The Health Benefits of Red Wine

Housewives across the country like to espouse the health benefits of red wine, usually with a glass in their hand and a smile on their face. But as with most teachings that fall from the mouths of mothers, this one’s right too.

Take it from Western North Carolina’s resident wine expert, Chuck Blethen. Not only is Chuck proprietor of Jewel of the Blue Ridge Vineyard alongside his wife Jeannie (Jewel of the Blue Ridge is known for their propagation of a cold-hardy muscadine), he’s also the Vice President of Public Relations for French Broad Vignerons and a member of the Board of Directors for the NC Muscadine Grape Association. Add to that his weekly radio show, Marshall Mountain Grapevine, and countless lectures on the subject, and Chuck is genuinely our mountains’ wine man. And according to Chuck, red wine really is healthy. Here’s why.

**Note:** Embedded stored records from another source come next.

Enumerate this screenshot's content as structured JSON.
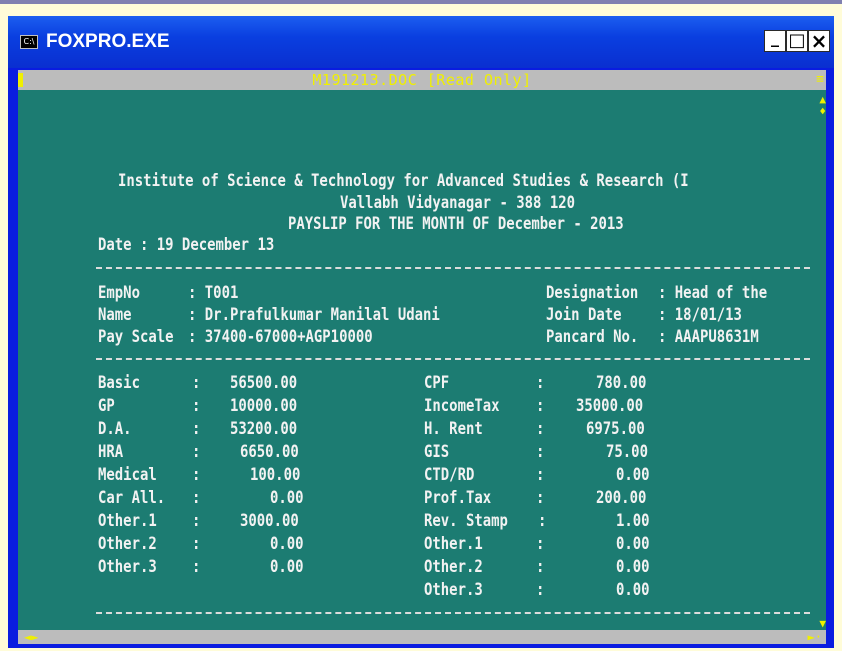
{
  "window": {
    "title": "FOXPRO.EXE",
    "icon_text": "C:\\",
    "minimize_label": "_",
    "maximize_label": "□",
    "close_label": "×"
  },
  "document": {
    "title": "M191213.DOC [Read Only]"
  },
  "payslip": {
    "institute": "Institute of Science & Technology for Advanced Studies & Research (I",
    "city": "Vallabh Vidyanagar - 388 120",
    "heading": "PAYSLIP FOR THE MONTH OF December - 2013",
    "date_line": "Date : 19 December 13",
    "employee": {
      "empno_label": "EmpNo",
      "empno_value": ": T001",
      "name_label": "Name",
      "name_value": ": Dr.Prafulkumar Manilal Udani",
      "payscale_label": "Pay Scale",
      "payscale_value": ": 37400-67000+AGP10000",
      "designation_label": "Designation",
      "designation_value": ": Head of the",
      "joindate_label": "Join Date",
      "joindate_value": ": 18/01/13",
      "pancard_label": "Pancard No.",
      "pancard_value": ": AAAPU8631M"
    },
    "earnings": [
      {
        "label": "Basic",
        "value": "56500.00"
      },
      {
        "label": "GP",
        "value": "10000.00"
      },
      {
        "label": "D.A.",
        "value": "53200.00"
      },
      {
        "label": "HRA",
        "value": "6650.00"
      },
      {
        "label": "Medical",
        "value": "100.00"
      },
      {
        "label": "Car All.",
        "value": "0.00"
      },
      {
        "label": "Other.1",
        "value": "3000.00"
      },
      {
        "label": "Other.2",
        "value": "0.00"
      },
      {
        "label": "Other.3",
        "value": "0.00"
      }
    ],
    "deductions": [
      {
        "label": "CPF",
        "value": "780.00"
      },
      {
        "label": "IncomeTax",
        "value": "35000.00"
      },
      {
        "label": "H. Rent",
        "value": "6975.00"
      },
      {
        "label": "GIS",
        "value": "75.00"
      },
      {
        "label": "CTD/RD",
        "value": "0.00"
      },
      {
        "label": "Prof.Tax",
        "value": "200.00"
      },
      {
        "label": "Rev. Stamp",
        "value": "1.00"
      },
      {
        "label": "Other.1",
        "value": "0.00"
      },
      {
        "label": "Other.2",
        "value": "0.00"
      },
      {
        "label": "Other.3",
        "value": "0.00"
      }
    ],
    "colon": ":"
  },
  "colors": {
    "dos_background": "#1c7c72",
    "dos_text": "#f2f2f2",
    "titlebar_blue": "#0a3fe0",
    "accent_yellow": "#f0f000"
  }
}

One of the main components of grapes are flavonoids, which are a natural anti-inflammatory. They can also reduce the risk of sclerosis and damage from low-density cholesterol.

Grapes are a great source of potassium. High intakes of potassium can reduce the risk of stroke and prevent the loss of muscle mass and bone density.

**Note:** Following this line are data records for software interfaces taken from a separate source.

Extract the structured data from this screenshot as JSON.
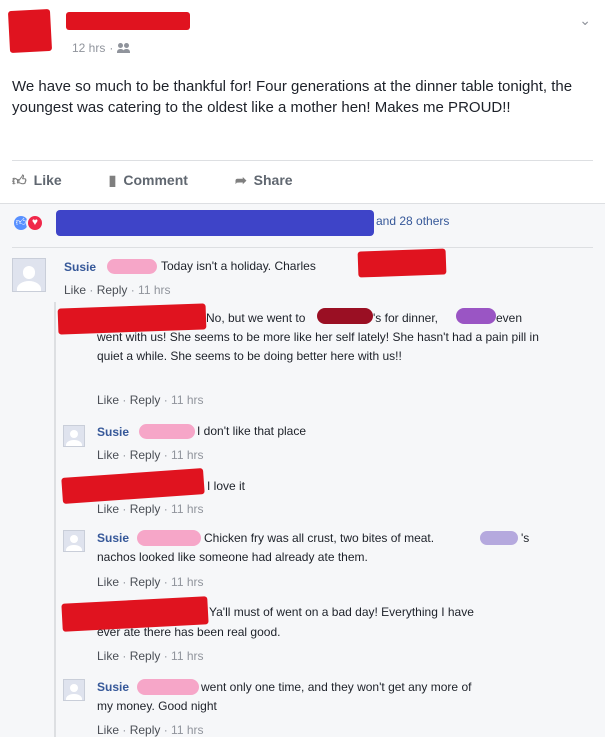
{
  "post": {
    "timestamp": "12 hrs",
    "separator": "·",
    "text": "We have so much to be thankful for! Four generations at the dinner table tonight, the youngest was catering to the oldest like a mother hen! Makes me PROUD!!",
    "privacy_icon": "people-icon",
    "menu_icon": "chevron-down-icon"
  },
  "actions": {
    "like": "Like",
    "comment": "Comment",
    "share": "Share"
  },
  "reactions": {
    "summary_suffix": "and 28 others"
  },
  "comments": [
    {
      "author": "Susie",
      "text": "Today isn't a holiday. Charles",
      "like": "Like",
      "reply": "Reply",
      "time": "11 hrs"
    },
    {
      "author": "",
      "text_a": "No, but we went to",
      "text_b": "'s for dinner,",
      "text_c": "even",
      "text_rest": "went with us! She seems to be more like her self lately! She hasn't had a pain pill in quiet a while. She seems to be doing better here with us!!",
      "like": "Like",
      "reply": "Reply",
      "time": "11 hrs"
    },
    {
      "author": "Susie",
      "text": "I don't like that place",
      "like": "Like",
      "reply": "Reply",
      "time": "11 hrs"
    },
    {
      "author": "",
      "text": "I love it",
      "like": "Like",
      "reply": "Reply",
      "time": "11 hrs"
    },
    {
      "author": "Susie",
      "text_a": "Chicken fry was all crust, two bites of meat.",
      "text_b": "'s",
      "text_rest": "nachos looked like someone had already ate them.",
      "like": "Like",
      "reply": "Reply",
      "time": "11 hrs"
    },
    {
      "author": "",
      "text_a": "Ya'll must of went on a bad day! Everything I have",
      "text_rest": "ever ate there has been real good.",
      "like": "Like",
      "reply": "Reply",
      "time": "11 hrs"
    },
    {
      "author": "Susie",
      "text_a": "went only one time, and they won't get any more of",
      "text_rest": "my money. Good night",
      "like": "Like",
      "reply": "Reply",
      "time": "11 hrs"
    }
  ],
  "colors": {
    "link": "#365899",
    "meta": "#90949c",
    "redaction_red": "#e0131f",
    "redaction_blue": "#3e44c8",
    "redaction_pink": "#f6a6c8"
  }
}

Grapes also have lots of fiber, which is great for digestion and can reduce the risk of hemorrhoids.

The high quantities of Vitamin K in grapes can help keep bones strong, preventing breaks and fractures.

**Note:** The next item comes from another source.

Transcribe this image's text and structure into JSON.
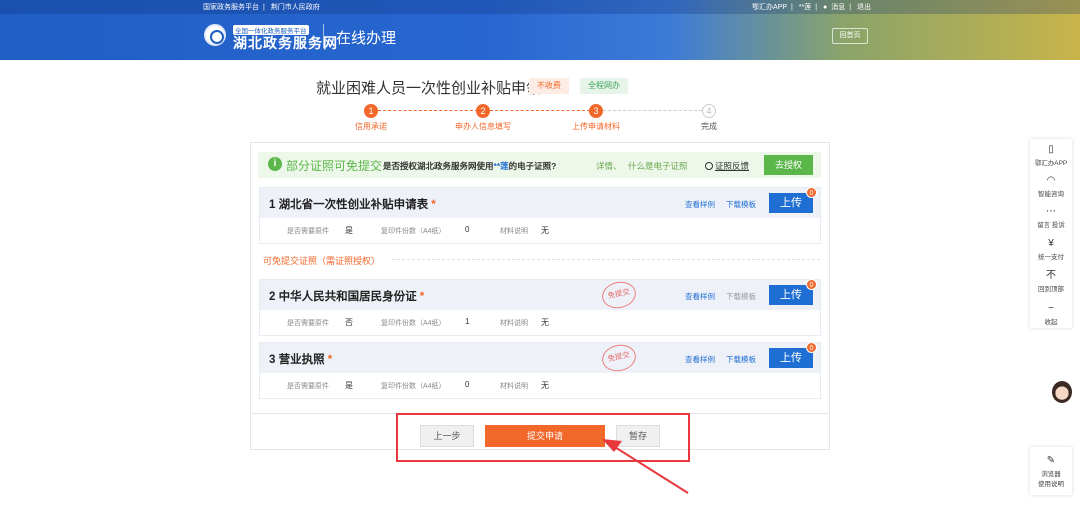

But the true hero of the purple fruit is resveratrol. Found in the skin of grapes, resveratrol is an antioxidant powerhouse. The benefits of resveratrol are seemingly endless, and include:
■ Inhibits breast cancer growth.
■ Protects the skin and prevents skin cancer.
■ Reduces or slows the spread of mouth, pancreatic and prostate cancer.
■ It’s an anti-inflammatory, so it can combat heart disease.
■ Effectively treats acne.
■ Beneficial in treating Alzheimers, as well as hot flashes and mood wings with menopause.
■ Can protect the brain’s function with age, and the body during chemotherapy and radiation.
■ Aids in weight loss.
■ It’s even used in sports medicine for muscle recovery.
Because it’s found in the skins of grapes, the health benefits of resveratrol are only accessible through drinking the dark stuff. Interestingly enough, the higher altitude at which the grapes are grown and the thicker their skins grow, the more resveratrol you’ll find in the grapes. And even more interestingly, our native muscadines hold 40 to 50 percent more resveratrol than regular grapes. Because most regional growers don’t use a lot of chemicals, they appease the natural product association and local drinkers alike. So raise your glass of muscadine wine and make a toast to good health and good, local wine!